It’s confusing being there. You glance over your shoulder and see Tangier or Meknes, then look closer and see a church or a pork delicatessen. There are Arabic survivors in the language, words like aceite from the Arabic az-zeit, meaning olive oil. The rice in the paella was brought by the Moors and became a staple in Moorish times. Certainly the tapas custom of offering a small plate of food with a drink mirrors Levantine drinking culture.
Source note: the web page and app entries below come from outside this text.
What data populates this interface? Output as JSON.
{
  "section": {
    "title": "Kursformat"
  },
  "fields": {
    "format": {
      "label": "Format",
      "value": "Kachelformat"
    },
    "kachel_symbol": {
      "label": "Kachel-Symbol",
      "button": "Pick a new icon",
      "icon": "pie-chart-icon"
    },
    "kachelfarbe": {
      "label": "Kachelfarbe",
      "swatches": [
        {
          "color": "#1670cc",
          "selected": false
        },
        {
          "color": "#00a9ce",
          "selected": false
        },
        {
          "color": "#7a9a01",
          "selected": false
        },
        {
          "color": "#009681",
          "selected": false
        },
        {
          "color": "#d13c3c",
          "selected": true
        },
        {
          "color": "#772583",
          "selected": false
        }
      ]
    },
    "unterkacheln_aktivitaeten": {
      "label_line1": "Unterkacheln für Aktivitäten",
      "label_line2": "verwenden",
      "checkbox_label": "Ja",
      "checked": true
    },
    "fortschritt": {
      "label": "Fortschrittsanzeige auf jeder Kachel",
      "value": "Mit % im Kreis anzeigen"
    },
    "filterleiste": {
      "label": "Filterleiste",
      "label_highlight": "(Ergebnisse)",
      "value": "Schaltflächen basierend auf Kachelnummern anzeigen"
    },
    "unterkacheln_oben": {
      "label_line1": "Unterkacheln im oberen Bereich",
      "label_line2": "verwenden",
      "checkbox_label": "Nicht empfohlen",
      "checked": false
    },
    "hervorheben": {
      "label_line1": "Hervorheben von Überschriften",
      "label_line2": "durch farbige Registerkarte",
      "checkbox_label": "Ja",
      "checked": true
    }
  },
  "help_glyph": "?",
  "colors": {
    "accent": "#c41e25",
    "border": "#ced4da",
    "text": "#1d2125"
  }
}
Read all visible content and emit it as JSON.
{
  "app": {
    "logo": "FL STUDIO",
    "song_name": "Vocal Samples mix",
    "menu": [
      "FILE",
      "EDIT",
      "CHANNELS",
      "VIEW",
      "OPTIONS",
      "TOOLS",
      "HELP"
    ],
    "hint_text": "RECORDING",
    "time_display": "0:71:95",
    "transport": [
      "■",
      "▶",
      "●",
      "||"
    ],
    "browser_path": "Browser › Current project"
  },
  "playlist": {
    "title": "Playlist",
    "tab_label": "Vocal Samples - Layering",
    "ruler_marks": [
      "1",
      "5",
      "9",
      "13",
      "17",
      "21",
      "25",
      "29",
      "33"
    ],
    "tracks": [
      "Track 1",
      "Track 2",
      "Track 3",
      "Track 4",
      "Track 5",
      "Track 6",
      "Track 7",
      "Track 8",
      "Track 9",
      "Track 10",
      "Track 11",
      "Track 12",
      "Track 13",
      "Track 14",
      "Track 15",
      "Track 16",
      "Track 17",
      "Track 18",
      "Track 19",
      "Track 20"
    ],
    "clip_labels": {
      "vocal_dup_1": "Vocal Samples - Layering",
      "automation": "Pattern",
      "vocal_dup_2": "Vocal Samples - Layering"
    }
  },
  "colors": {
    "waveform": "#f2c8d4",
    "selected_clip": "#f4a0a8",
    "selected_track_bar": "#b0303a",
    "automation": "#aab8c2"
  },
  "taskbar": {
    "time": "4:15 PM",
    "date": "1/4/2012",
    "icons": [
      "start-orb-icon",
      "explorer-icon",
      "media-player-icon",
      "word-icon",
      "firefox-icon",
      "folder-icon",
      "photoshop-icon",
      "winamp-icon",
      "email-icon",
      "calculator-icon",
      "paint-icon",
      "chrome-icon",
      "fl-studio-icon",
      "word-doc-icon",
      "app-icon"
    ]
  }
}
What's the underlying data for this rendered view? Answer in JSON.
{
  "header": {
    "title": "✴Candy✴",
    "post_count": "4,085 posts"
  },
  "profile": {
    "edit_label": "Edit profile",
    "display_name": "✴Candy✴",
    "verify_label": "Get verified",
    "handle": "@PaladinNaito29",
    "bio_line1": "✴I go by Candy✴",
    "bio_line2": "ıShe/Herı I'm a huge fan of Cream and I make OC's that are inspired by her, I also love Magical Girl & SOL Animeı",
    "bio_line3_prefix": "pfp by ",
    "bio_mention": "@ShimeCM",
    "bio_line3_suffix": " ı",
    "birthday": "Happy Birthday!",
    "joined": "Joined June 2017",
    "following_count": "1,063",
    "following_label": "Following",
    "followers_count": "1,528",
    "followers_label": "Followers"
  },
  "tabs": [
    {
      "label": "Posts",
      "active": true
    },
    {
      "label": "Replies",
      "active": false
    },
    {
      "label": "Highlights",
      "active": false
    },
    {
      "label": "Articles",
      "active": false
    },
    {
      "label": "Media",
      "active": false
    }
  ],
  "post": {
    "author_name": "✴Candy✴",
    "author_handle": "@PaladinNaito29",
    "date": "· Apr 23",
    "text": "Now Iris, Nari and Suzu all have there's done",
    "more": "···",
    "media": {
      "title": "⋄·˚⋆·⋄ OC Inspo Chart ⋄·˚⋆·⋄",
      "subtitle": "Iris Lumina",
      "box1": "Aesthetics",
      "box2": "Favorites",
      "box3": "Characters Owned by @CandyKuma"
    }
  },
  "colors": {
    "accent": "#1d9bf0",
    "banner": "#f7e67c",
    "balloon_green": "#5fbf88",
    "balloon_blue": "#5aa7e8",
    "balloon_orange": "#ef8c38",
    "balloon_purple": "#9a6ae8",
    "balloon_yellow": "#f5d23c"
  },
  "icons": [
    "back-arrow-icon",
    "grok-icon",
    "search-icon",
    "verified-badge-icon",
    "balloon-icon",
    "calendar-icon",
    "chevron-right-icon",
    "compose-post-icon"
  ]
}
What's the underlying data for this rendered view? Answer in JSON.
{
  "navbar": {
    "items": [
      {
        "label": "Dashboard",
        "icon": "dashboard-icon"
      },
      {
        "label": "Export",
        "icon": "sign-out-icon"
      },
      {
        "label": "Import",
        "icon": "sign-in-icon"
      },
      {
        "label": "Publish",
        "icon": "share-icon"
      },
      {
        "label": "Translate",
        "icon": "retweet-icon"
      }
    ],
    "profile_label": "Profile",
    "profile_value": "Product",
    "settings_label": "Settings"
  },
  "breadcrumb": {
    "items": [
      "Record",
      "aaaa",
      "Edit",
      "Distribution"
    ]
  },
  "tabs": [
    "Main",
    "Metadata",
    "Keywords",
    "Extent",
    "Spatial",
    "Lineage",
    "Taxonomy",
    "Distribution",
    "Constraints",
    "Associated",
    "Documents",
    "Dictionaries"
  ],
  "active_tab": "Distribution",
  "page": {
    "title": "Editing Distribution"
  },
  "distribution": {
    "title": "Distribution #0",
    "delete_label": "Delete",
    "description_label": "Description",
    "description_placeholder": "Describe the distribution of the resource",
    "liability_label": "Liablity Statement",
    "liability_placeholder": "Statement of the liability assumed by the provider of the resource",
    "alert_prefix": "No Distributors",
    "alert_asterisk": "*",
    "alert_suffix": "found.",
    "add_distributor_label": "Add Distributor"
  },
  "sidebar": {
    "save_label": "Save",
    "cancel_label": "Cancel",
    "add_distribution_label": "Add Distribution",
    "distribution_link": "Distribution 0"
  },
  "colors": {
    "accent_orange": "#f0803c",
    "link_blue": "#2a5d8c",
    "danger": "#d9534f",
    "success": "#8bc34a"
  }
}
Andalucians, like Arabs, take an afternoon siesta. Like Arabs they place a high value on family life, employ a wealth of gestures when they speak, and enjoy a healthy attitude to time. There’s even a Spanish version of Arab wasta, enchufe – using connections to get things done. The Andalucians are Mediterranean people, southern Europeans, Christians and post-Christians, Latins, and almost Moroccans. ‘To be a cubist one has to have been born in Malaga’, said Picasso, who was born in Malaga. Surely he was making a joke, but if not, it isn’t the southern light he was referring to but the multiplicity of perspective inherent in the human landscape.
Malaga airport, servicing Marbella, Torremolinos and other resorts, is where you tend to arrive in southern Spain. I’d been expecting the city to be a transplanted northern European holiday nightmare, a Boschian canvas of pink boys and girls in extreme states of intoxication and undress. Perhaps that’s what I was hoping for.
Instead I found, as well as the Moorish courtyard and carved wooden ceilings of the Picasso museum, palms from Arabia and trees from the Americas, and Latin Americans and Moroccans running restaurants. The Moorish alcazaba (or kasba, an Arabic word, related to my surname, meaning ‘strong place’) dominates the city from its hill top. A surviving horse-shoe arch from the Nasrid-era shipyard is now the entrance to a contemporary neo-Moorish market.